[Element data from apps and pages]
[Start of Attachment]

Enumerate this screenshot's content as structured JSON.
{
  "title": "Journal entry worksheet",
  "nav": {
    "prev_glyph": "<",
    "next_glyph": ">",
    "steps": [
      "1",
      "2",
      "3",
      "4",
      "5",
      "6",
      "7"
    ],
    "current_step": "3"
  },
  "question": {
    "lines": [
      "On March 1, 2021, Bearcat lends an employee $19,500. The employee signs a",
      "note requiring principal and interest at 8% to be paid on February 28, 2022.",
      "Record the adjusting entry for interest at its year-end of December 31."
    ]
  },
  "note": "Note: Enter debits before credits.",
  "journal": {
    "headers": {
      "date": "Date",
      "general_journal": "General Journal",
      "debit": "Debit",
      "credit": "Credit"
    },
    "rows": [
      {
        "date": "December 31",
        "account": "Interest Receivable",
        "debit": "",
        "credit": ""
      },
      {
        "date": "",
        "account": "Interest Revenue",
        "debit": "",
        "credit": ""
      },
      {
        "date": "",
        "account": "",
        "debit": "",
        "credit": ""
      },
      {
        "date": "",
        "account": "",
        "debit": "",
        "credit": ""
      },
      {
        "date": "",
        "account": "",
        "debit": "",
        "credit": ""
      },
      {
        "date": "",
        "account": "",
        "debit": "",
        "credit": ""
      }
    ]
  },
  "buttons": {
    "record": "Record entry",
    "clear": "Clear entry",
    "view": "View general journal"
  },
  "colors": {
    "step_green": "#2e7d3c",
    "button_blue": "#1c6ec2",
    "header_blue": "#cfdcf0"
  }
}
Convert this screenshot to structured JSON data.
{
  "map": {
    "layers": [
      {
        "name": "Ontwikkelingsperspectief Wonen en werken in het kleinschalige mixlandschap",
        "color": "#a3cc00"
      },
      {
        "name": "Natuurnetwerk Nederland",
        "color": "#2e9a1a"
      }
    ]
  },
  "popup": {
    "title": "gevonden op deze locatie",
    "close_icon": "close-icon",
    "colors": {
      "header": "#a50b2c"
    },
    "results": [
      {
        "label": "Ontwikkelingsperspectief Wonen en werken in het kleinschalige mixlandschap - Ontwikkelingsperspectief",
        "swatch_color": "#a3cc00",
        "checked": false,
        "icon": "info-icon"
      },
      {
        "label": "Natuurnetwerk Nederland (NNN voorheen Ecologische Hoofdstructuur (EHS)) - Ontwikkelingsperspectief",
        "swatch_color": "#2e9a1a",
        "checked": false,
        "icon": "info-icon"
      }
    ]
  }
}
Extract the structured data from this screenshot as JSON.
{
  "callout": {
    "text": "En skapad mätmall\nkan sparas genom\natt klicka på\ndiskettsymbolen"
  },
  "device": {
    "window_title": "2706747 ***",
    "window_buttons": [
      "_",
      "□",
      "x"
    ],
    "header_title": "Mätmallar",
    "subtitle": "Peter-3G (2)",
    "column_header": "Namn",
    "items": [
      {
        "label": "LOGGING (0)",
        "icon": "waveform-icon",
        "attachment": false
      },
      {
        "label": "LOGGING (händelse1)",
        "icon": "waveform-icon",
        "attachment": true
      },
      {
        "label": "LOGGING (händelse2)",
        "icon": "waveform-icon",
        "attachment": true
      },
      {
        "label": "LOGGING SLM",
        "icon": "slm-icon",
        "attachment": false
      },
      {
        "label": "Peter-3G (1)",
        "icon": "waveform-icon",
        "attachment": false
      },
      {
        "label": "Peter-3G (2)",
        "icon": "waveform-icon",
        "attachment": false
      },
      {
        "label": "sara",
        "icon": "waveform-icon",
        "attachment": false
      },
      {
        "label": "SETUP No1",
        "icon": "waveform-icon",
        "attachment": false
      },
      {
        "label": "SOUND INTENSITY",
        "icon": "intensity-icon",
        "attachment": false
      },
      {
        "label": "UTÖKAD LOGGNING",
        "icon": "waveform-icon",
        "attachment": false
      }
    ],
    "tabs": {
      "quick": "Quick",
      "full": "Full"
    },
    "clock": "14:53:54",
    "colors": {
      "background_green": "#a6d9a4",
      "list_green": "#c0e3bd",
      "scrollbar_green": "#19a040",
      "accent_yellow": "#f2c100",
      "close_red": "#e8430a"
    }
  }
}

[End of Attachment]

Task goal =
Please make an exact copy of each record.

Answer to the exercise =
Enumerate this screenshot's content as structured JSON.
{
  "title": "Journal entry worksheet",
  "nav": {
    "prev_glyph": "<",
    "next_glyph": ">",
    "steps": [
      "1",
      "2",
      "3",
      "4",
      "5",
      "6",
      "7"
    ],
    "current_step": "3"
  },
  "question": {
    "lines": [
      "On March 1, 2021, Bearcat lends an employee $19,500. The employee signs a",
      "note requiring principal and interest at 8% to be paid on February 28, 2022.",
      "Record the adjusting entry for interest at its year-end of December 31."
    ]
  },
  "note": "Note: Enter debits before credits.",
  "journal": {
    "headers": {
      "date": "Date",
      "general_journal": "General Journal",
      "debit": "Debit",
      "credit": "Credit"
    },
    "rows": [
      {
        "date": "December 31",
        "account": "Interest Receivable",
        "debit": "",
        "credit": ""
      },
      {
        "date": "",
        "account": "Interest Revenue",
        "debit": "",
        "credit": ""
      },
      {
        "date": "",
        "account": "",
        "debit": "",
        "credit": ""
      },
      {
        "date": "",
        "account": "",
        "debit": "",
        "credit": ""
      },
      {
        "date": "",
        "account": "",
        "debit": "",
        "credit": ""
      },
      {
        "date": "",
        "account": "",
        "debit": "",
        "credit": ""
      }
    ]
  },
  "buttons": {
    "record": "Record entry",
    "clear": "Clear entry",
    "view": "View general journal"
  },
  "colors": {
    "step_green": "#2e7d3c",
    "button_blue": "#1c6ec2",
    "header_blue": "#cfdcf0"
  }
}
Convert this screenshot to structured JSON data.
{
  "map": {
    "layers": [
      {
        "name": "Ontwikkelingsperspectief Wonen en werken in het kleinschalige mixlandschap",
        "color": "#a3cc00"
      },
      {
        "name": "Natuurnetwerk Nederland",
        "color": "#2e9a1a"
      }
    ]
  },
  "popup": {
    "title": "gevonden op deze locatie",
    "close_icon": "close-icon",
    "colors": {
      "header": "#a50b2c"
    },
    "results": [
      {
        "label": "Ontwikkelingsperspectief Wonen en werken in het kleinschalige mixlandschap - Ontwikkelingsperspectief",
        "swatch_color": "#a3cc00",
        "checked": false,
        "icon": "info-icon"
      },
      {
        "label": "Natuurnetwerk Nederland (NNN voorheen Ecologische Hoofdstructuur (EHS)) - Ontwikkelingsperspectief",
        "swatch_color": "#2e9a1a",
        "checked": false,
        "icon": "info-icon"
      }
    ]
  }
}
Extract the structured data from this screenshot as JSON.
{
  "callout": {
    "text": "En skapad mätmall\nkan sparas genom\natt klicka på\ndiskettsymbolen"
  },
  "device": {
    "window_title": "2706747 ***",
    "window_buttons": [
      "_",
      "□",
      "x"
    ],
    "header_title": "Mätmallar",
    "subtitle": "Peter-3G (2)",
    "column_header": "Namn",
    "items": [
      {
        "label": "LOGGING (0)",
        "icon": "waveform-icon",
        "attachment": false
      },
      {
        "label": "LOGGING (händelse1)",
        "icon": "waveform-icon",
        "attachment": true
      },
      {
        "label": "LOGGING (händelse2)",
        "icon": "waveform-icon",
        "attachment": true
      },
      {
        "label": "LOGGING SLM",
        "icon": "slm-icon",
        "attachment": false
      },
      {
        "label": "Peter-3G (1)",
        "icon": "waveform-icon",
        "attachment": false
      },
      {
        "label": "Peter-3G (2)",
        "icon": "waveform-icon",
        "attachment": false
      },
      {
        "label": "sara",
        "icon": "waveform-icon",
        "attachment": false
      },
      {
        "label": "SETUP No1",
        "icon": "waveform-icon",
        "attachment": false
      },
      {
        "label": "SOUND INTENSITY",
        "icon": "intensity-icon",
        "attachment": false
      },
      {
        "label": "UTÖKAD LOGGNING",
        "icon": "waveform-icon",
        "attachment": false
      }
    ],
    "tabs": {
      "quick": "Quick",
      "full": "Full"
    },
    "clock": "14:53:54",
    "colors": {
      "background_green": "#a6d9a4",
      "list_green": "#c0e3bd",
      "scrollbar_green": "#19a040",
      "accent_yellow": "#f2c100",
      "close_red": "#e8430a"
    }
  }
}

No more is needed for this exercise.